Chicken legs will take a while so put them on first and then sausages depending on size. Fish is very quick to cook and kebabs, too, if cooking them medium rare.
What's the best type of wood chip for a classic smoky flavour?
It depends on what you are cooking really but if you want that Southern style then something like Mesquite.
What are your personal thoughts on charcoal vs gas?
There's a huge difference in terms of flavour. Gas doesn't create the smoky barbecue flavours that you only get with charcoal and wood. Gas certainly has its place in terms of consistency and convenience when cooking outside, but it defeats the object for me!
Expert 2: Neil Rankin
Neil Rankin, barbecue sorcerer and Executive Chef at Chiswick's trendy Smokehouse, is quite literally Top Rankin when it comes to BBQ recipe tips.
Ask your butcher for (unbrined) pork knuckle. It's cheap and delicious. Get him to remove the skin but keep some of the fat on if possible. Place your charcoal to one side, put some oak, apple wood or hickory chips in foil bags and poke holes in them (do not soak the chips).

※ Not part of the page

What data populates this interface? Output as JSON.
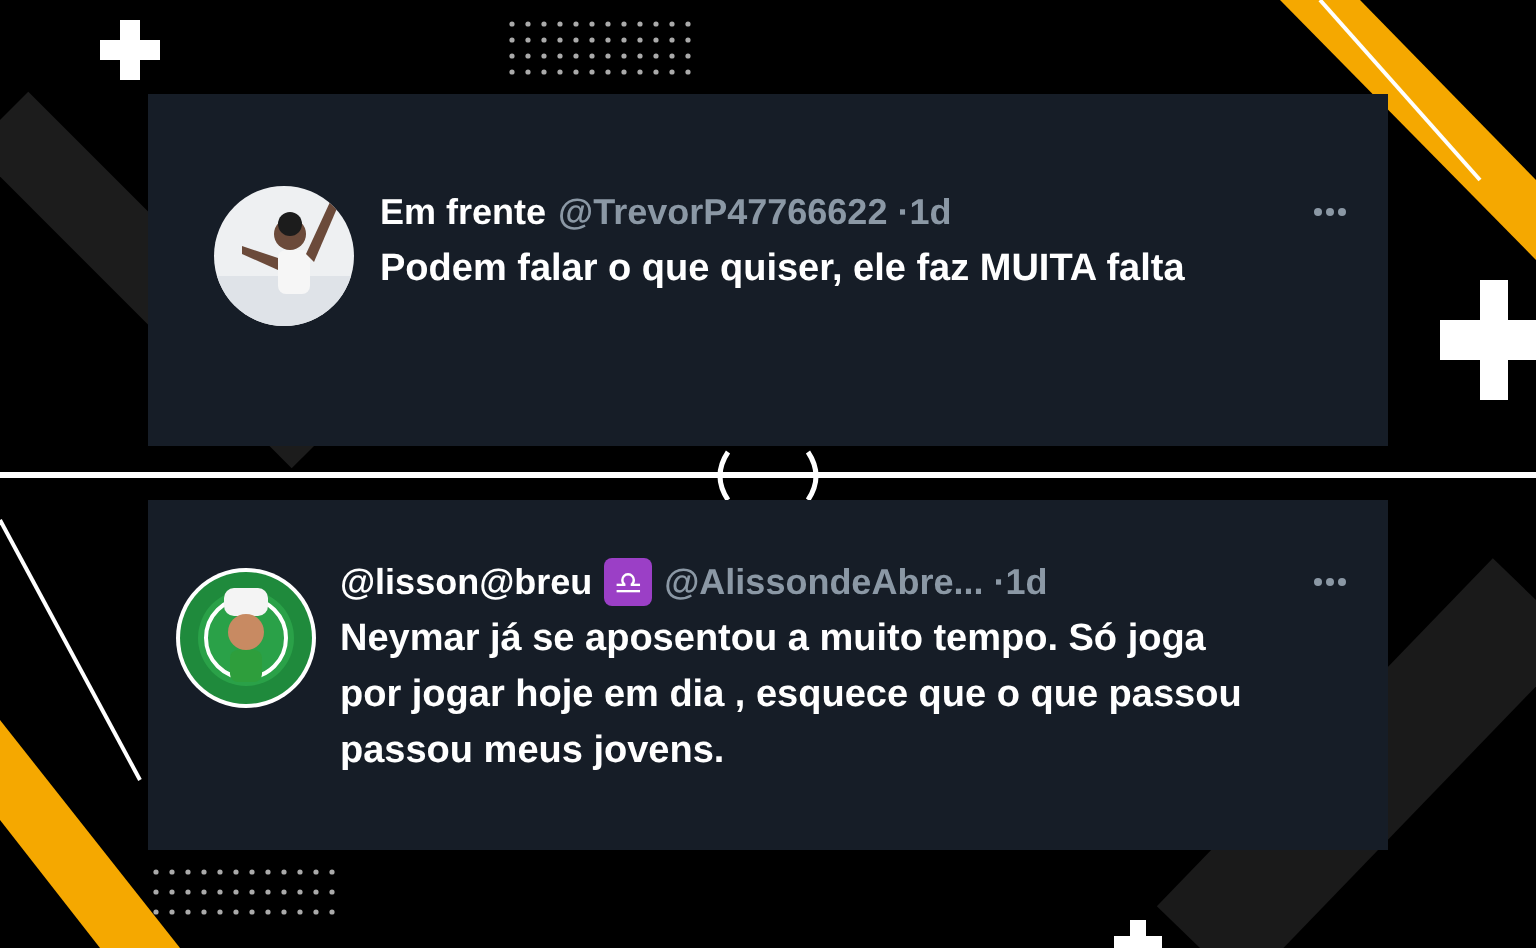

Then place the foil bags on the hot charcoal. Season your knuckle straight from the fridge in Malden salt and some cracked black pepper and place on the barbecue. Cook for up to six hours until it can flake off in your hands (you'll need to add more pre-lit charcoal periodically if using a small BBQ). Add more wood chips for the first four hours only.
Serve on the bone and eat like Asterix.

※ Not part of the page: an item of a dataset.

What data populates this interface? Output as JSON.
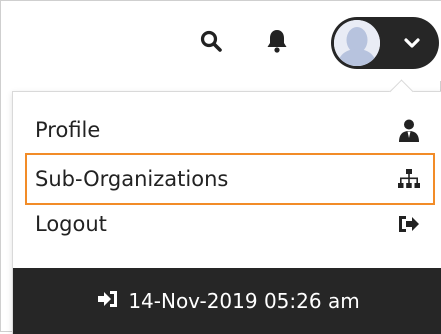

Burnt leeks with parmesan, fried egg and truffle
Here we burn the exterior of the leek on hot coals to cook the middle and give it a strong smoky profile. Set the barbecue up with a bed of hot coals with the lid off. Trim the green ends of the leeks and once the coals are red hot with no flame, place your leeks on the grill until they are soft and black outside.
Remove the black outer layer and place on a plate. Cover with heaps of grated parmesan, a few drops of truffle oil and serve with two fried eggs with runny yolks.
- Got a hankering to start some grilling yourself? Head over to T3's guide to the best barbecues available.
Expert 3: DJ BBQ
DJ BBQ is an ace food blogger and part of Jamie Oliver's 'Food Tube' gang. He's been working with pressure washer kings Kärcher to provide some top barbie cleaning tips for the summer. No, that makes no sense to us, either, but we're just gonna go with it.
1. Try to use charcoal and not briquettes.
Many briquettes contain chemical binders. If you do use these, then please make sure they have gone grey before cooking on them. Otherwise, they can taint the taste of your meat.
2. Always keep your BBQ/smoker clean.
The hardest part about cooking slow and low is heat maintenance. It's like babysitting charcoal and wood. You need your cooker to be as efficient as possible so keep it clean of ash, grease, and debris. You should use a tough, outdoor-friendly vacuum cleaner to suck up old ash, coal and debris, and a steam cleaner or pressure washer to blast off grime and dirt. [NB: Kärcher makes pressure washers, steam cleaners and an outdoor-friendly vac.]
3. Always use two pairs of tongs.
If you are cooking on a BBQ you need two pairs of tongs. One to handle the uncooked meat and a clean pair to deal with the cooked meat. Cross contamination is not fun. Most food poisoning visits to the hospital happen in the summer due to bad BBQ'n.
4. Never ever serve warm beer at your BBQ.
I see a lot of people who don't use coolers and ice when having outdoor BBQ's. They eat their meat with warm beer. Invest in a cooler and throw ice on that beer.
Here's DJ BBQ's recipe for Beer Can Chicken (NB: this WILL involve warm beer)
- 3 free range chickens, Rub 1 (use with beer 3)
- 3 tblsp salt
- 3 tblsp pepper
- 1 tblsp chilli flakes
- 1 tsp dried thyme
- Rub 2 ( use with beer 2)
- 3 tblsp salt
- 3 tblsp pepper
- 1 tsp cinammon powder
- 2 tsp garlic granules
- Rub 3 (use with beer 1)
- 3 tblsp salt
- 3 tblsp pepper
- 1 tsp mustard powder
- 1 tsp dried rosemary
- 1/2 tsp dried thyme
- 1/4 tsp clove powder
- 1/4 tsp cayenne pepper